In an attempt to argue his offense is still Proposition 36 eligible, defendant claims “Proposition 36 allows for application of its provisions to a broader range of nonviolen[t] drug offenses” than deferred entry of judgment under Penal Code sections 1000-1000.8, which is limited to expressly enumerated offenses, and, therefore, it is significant the Legislature amended the deferred entry of judgment statute in 1983 to add section 11368 as a qualifying offense when the controlled substance is for personal use. (Stats.1983, ch. 1314, § 2.) “A comparison of Penal Code sections 1000 and 1210 shows the two statutory schemes are not identical in scope and the drafters of Proposition 36 did not intend to pattern the initiative after section 1000.” (People v. Sharp, supra, 112 Cal.App.4th at p. 1341, 5 Cal.Rptr.3d 771.) The Legislature's amendment of the deferred entry of judgment statutes does not require a conclusion that section 11368 comes within Proposition 36.
Based both on the language and the express intent of Proposition 36, we conclude forgery of a prescription in violation of section 11368, even when intended to obtain drugs thereby entirely for personal use, does not come within the term “nonviolent drug possession offense” as defined by Penal Code section 1210, subdivision (a).
The judgment is affirmed.
1. Because defendant pled guilty, our statement of facts is taken from the probation officer's report.

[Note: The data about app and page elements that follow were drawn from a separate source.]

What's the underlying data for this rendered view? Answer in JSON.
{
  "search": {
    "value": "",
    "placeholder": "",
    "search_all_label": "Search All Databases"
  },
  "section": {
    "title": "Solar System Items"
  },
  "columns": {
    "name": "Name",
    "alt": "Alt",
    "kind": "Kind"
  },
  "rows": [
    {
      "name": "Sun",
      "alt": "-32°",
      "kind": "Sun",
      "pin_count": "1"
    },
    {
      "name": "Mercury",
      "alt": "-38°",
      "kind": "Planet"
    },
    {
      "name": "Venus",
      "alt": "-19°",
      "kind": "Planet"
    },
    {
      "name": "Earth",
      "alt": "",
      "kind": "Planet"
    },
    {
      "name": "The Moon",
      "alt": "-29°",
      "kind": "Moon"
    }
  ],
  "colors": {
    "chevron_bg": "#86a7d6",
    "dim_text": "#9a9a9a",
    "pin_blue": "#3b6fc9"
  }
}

2. We agree it also does not fall within the language used in Penal Code section 1210, subdivision (a), i.e., “possession for sale, production, or manufacturing of any controlled substance,” to exclude offenses from term “nonviolent drug possession offense.” (Compare People v. Sharp, supra, 112 Cal.App.4th at p. 1340, 5 Cal.Rptr.3d 771; People v. Ferrando (2004) 115 Cal.App.4th 917, 920, 9 Cal.Rptr.3d 670.)
3. Defendant never actually possessed Vicodin because the pharmacist determined the prescription defendant presented was a forgery and delivered calcium pills.
We concur: SCOTLAND, P.J., and DAVIS, J.